In the data below, find each line that contains the word "bytes" and copy it.

[[ Provided records open ]]

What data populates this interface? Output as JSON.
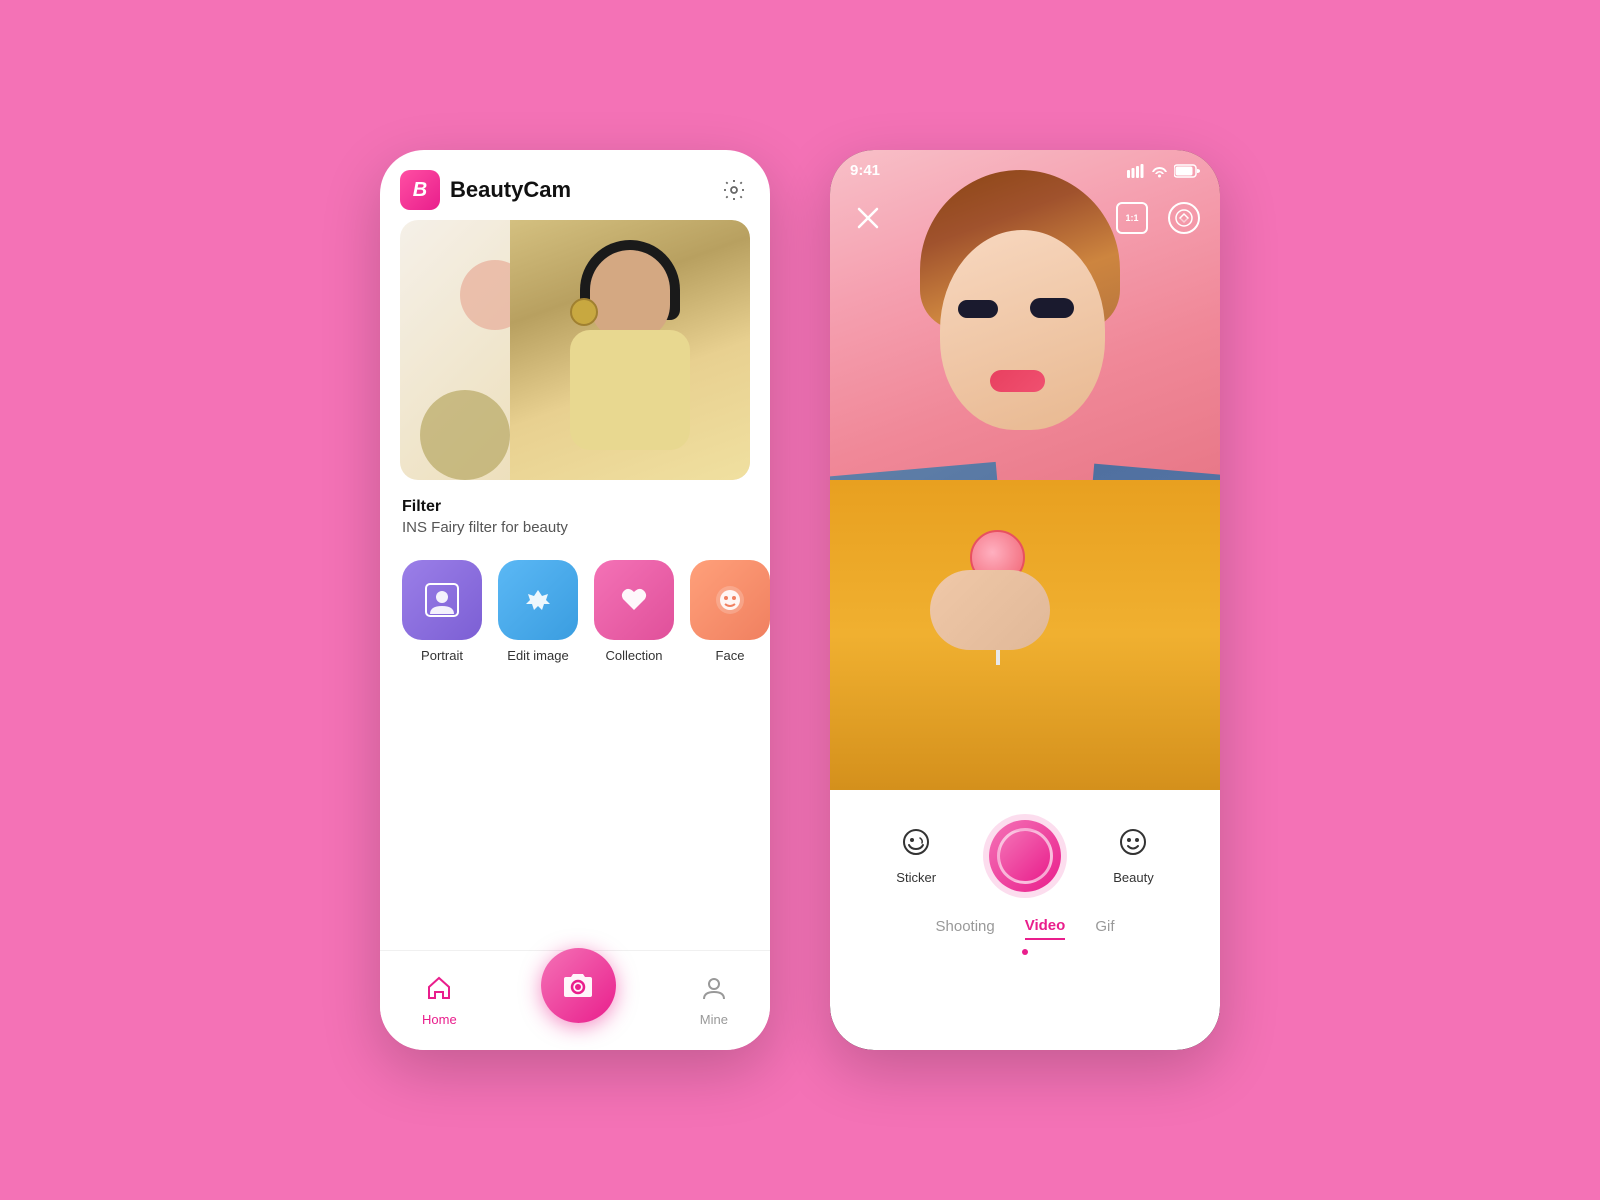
{
  "app": {
    "name": "BeautyCam",
    "logo_letter": "B",
    "time": "9:41"
  },
  "left_phone": {
    "header": {
      "title": "BeautyCam",
      "settings_label": "settings"
    },
    "banner": {
      "filter_label": "Filter",
      "filter_subtitle": "INS Fairy filter for beauty"
    },
    "features": [
      {
        "id": "portrait",
        "label": "Portrait",
        "icon": "👤"
      },
      {
        "id": "edit_image",
        "label": "Edit image",
        "icon": "✨"
      },
      {
        "id": "collection",
        "label": "Collection",
        "icon": "♥"
      },
      {
        "id": "face",
        "label": "Face",
        "icon": "😊"
      }
    ],
    "nav": {
      "home_label": "Home",
      "mine_label": "Mine",
      "camera_label": "camera"
    }
  },
  "right_phone": {
    "status_bar": {
      "time": "9:41",
      "signal": "▌▌▌▌",
      "wifi": "wifi",
      "battery": "battery"
    },
    "controls": {
      "sticker_label": "Sticker",
      "beauty_label": "Beauty"
    },
    "modes": {
      "shooting": "Shooting",
      "video": "Video",
      "gif": "Gif"
    }
  }
}
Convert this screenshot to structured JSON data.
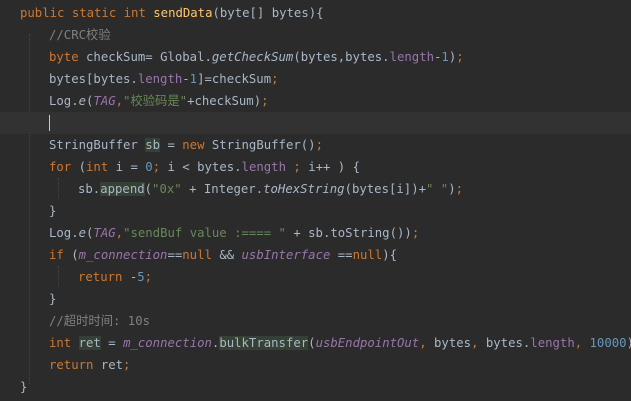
{
  "editor": {
    "current_line": 5,
    "lines": [
      [
        [
          "kw",
          "public static int "
        ],
        [
          "fn",
          "sendData"
        ],
        [
          "plain",
          "(byte[] bytes){"
        ]
      ],
      [
        [
          "cm",
          "//CRC校验"
        ]
      ],
      [
        [
          "kw",
          "byte "
        ],
        [
          "plain",
          "checkSum= Global."
        ],
        [
          "stat",
          "getCheckSum"
        ],
        [
          "plain",
          "(bytes,bytes."
        ],
        [
          "fld",
          "length"
        ],
        [
          "plain",
          "-"
        ],
        [
          "num",
          "1"
        ],
        [
          "plain",
          ")"
        ],
        [
          "kw",
          ";"
        ]
      ],
      [
        [
          "plain",
          "bytes[bytes."
        ],
        [
          "fld",
          "length"
        ],
        [
          "plain",
          "-"
        ],
        [
          "num",
          "1"
        ],
        [
          "plain",
          "]=checkSum"
        ],
        [
          "kw",
          ";"
        ]
      ],
      [
        [
          "plain",
          "Log."
        ],
        [
          "stat",
          "e"
        ],
        [
          "plain",
          "("
        ],
        [
          "fld it",
          "TAG"
        ],
        [
          "kw",
          ","
        ],
        [
          "str",
          "\"校验码是\""
        ],
        [
          "plain",
          "+checkSum)"
        ],
        [
          "kw",
          ";"
        ]
      ],
      [],
      [
        [
          "plain",
          "StringBuffer "
        ],
        [
          "hl",
          "sb"
        ],
        [
          "plain",
          " = "
        ],
        [
          "kw",
          "new "
        ],
        [
          "plain",
          "StringBuffer()"
        ],
        [
          "kw",
          ";"
        ]
      ],
      [
        [
          "kw",
          "for "
        ],
        [
          "plain",
          "("
        ],
        [
          "kw",
          "int "
        ],
        [
          "plain",
          "i = "
        ],
        [
          "num",
          "0"
        ],
        [
          "kw",
          "; "
        ],
        [
          "plain",
          "i < bytes."
        ],
        [
          "fld",
          "length "
        ],
        [
          "kw",
          "; "
        ],
        [
          "plain",
          "i++ ) {"
        ]
      ],
      [
        [
          "plain",
          "sb."
        ],
        [
          "hl",
          "append"
        ],
        [
          "plain",
          "("
        ],
        [
          "str",
          "\"0x\" "
        ],
        [
          "plain",
          "+ Integer."
        ],
        [
          "stat",
          "toHexString"
        ],
        [
          "plain",
          "(bytes[i])+"
        ],
        [
          "str",
          "\" \""
        ],
        [
          "plain",
          ")"
        ],
        [
          "kw",
          ";"
        ]
      ],
      [
        [
          "plain",
          "}"
        ]
      ],
      [
        [
          "plain",
          "Log."
        ],
        [
          "stat",
          "e"
        ],
        [
          "plain",
          "("
        ],
        [
          "fld it",
          "TAG"
        ],
        [
          "kw",
          ","
        ],
        [
          "str",
          "\"sendBuf value :==== \" "
        ],
        [
          "plain",
          "+ sb.toString())"
        ],
        [
          "kw",
          ";"
        ]
      ],
      [
        [
          "kw",
          "if "
        ],
        [
          "plain",
          "("
        ],
        [
          "fld it",
          "m_connection"
        ],
        [
          "plain",
          "=="
        ],
        [
          "kw",
          "null "
        ],
        [
          "plain",
          "&& "
        ],
        [
          "fld it",
          "usbInterface "
        ],
        [
          "plain",
          "=="
        ],
        [
          "kw",
          "null"
        ],
        [
          "plain",
          "){"
        ]
      ],
      [
        [
          "kw",
          "return "
        ],
        [
          "plain",
          "-"
        ],
        [
          "num",
          "5"
        ],
        [
          "kw",
          ";"
        ]
      ],
      [
        [
          "plain",
          "}"
        ]
      ],
      [
        [
          "cm",
          "//超时时间: 10s"
        ]
      ],
      [
        [
          "kw",
          "int "
        ],
        [
          "hl",
          "ret"
        ],
        [
          "plain",
          " = "
        ],
        [
          "fld it",
          "m_connection"
        ],
        [
          "plain",
          "."
        ],
        [
          "hl",
          "bulkTransfer"
        ],
        [
          "plain",
          "("
        ],
        [
          "fld it",
          "usbEndpointOut"
        ],
        [
          "kw",
          ", "
        ],
        [
          "plain",
          "bytes"
        ],
        [
          "kw",
          ", "
        ],
        [
          "plain",
          "bytes."
        ],
        [
          "fld",
          "length"
        ],
        [
          "kw",
          ", "
        ],
        [
          "num",
          "10000"
        ],
        [
          "plain",
          ")"
        ],
        [
          "kw",
          ";"
        ]
      ],
      [
        [
          "kw",
          "return "
        ],
        [
          "plain",
          "ret"
        ],
        [
          "kw",
          ";"
        ]
      ],
      [
        [
          "plain",
          "}"
        ]
      ]
    ]
  }
}
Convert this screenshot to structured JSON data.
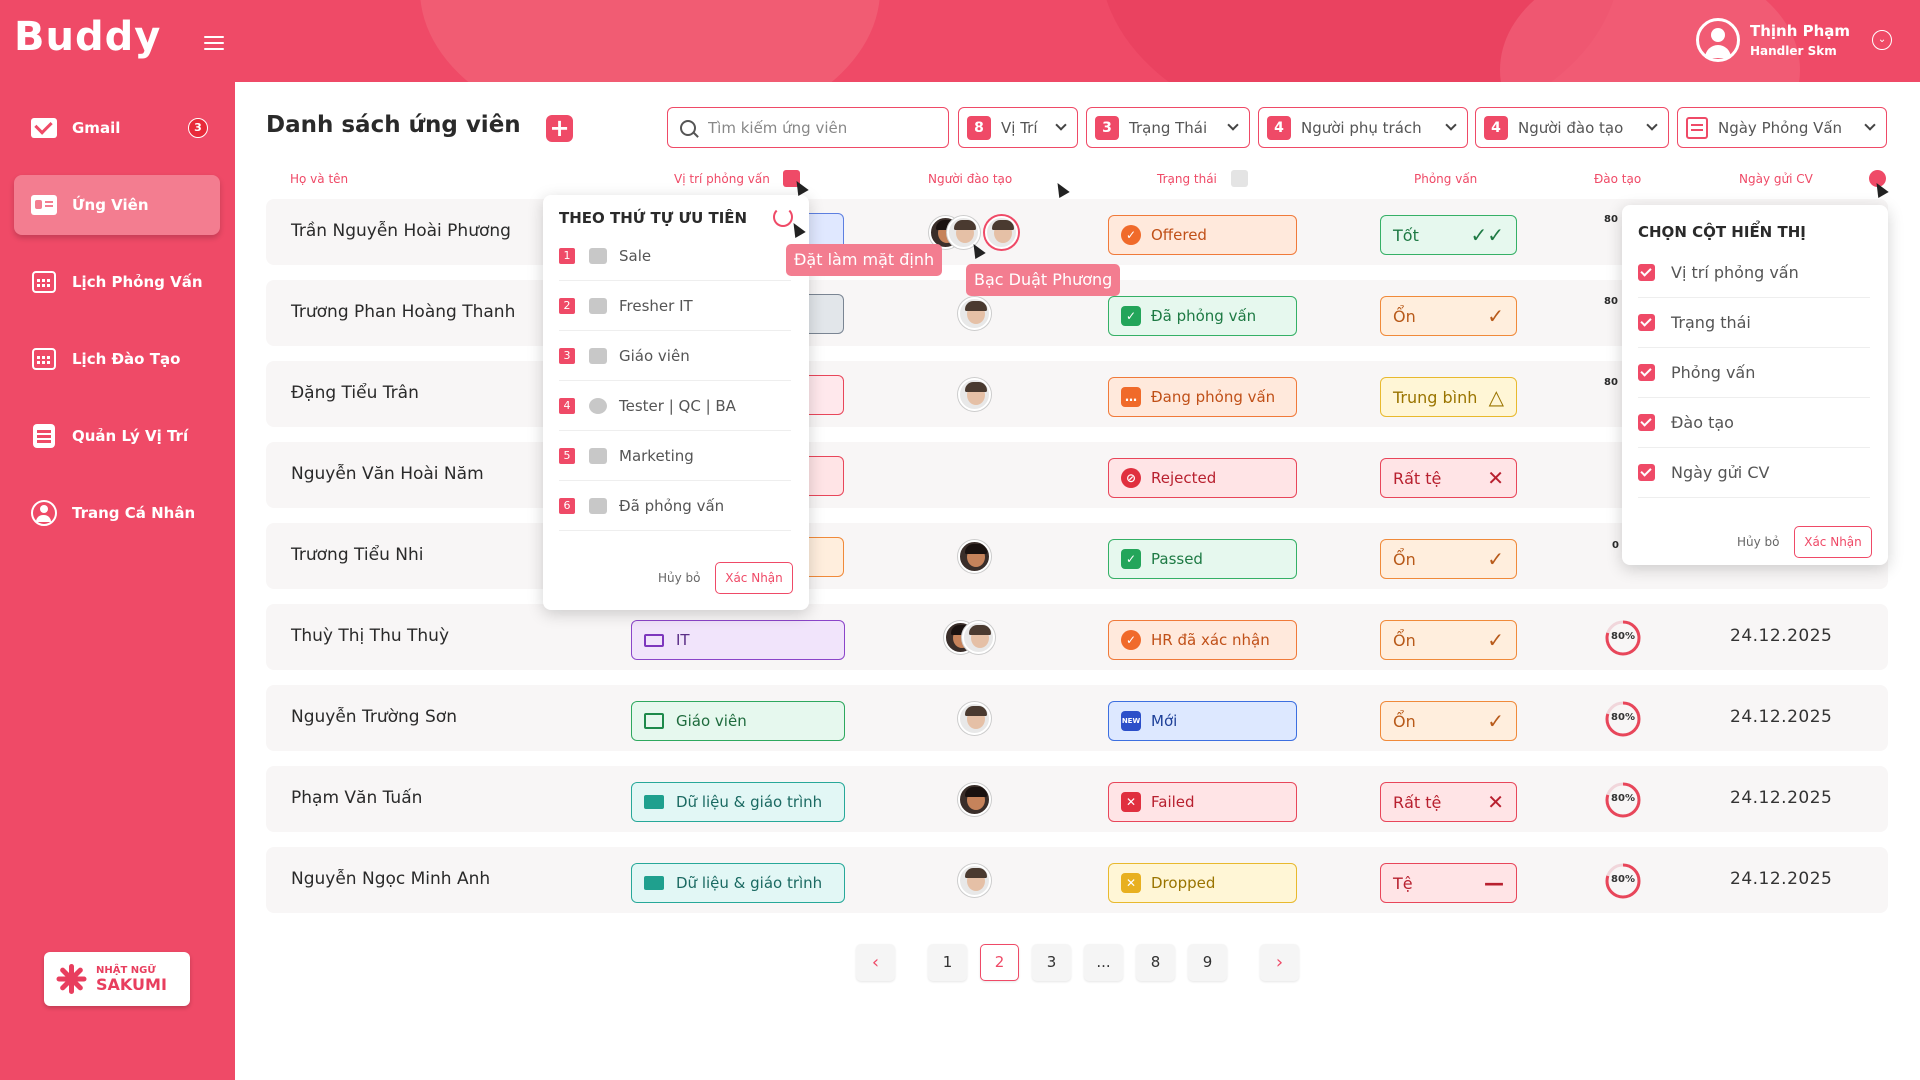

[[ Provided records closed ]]

→ Task solution:
          "(byte[] bytes){"
          "(bytes,bytes."
          "bytes[bytes."
          "i < bytes."
          "(bytes[i])+"
          "bytes"
          "bytes."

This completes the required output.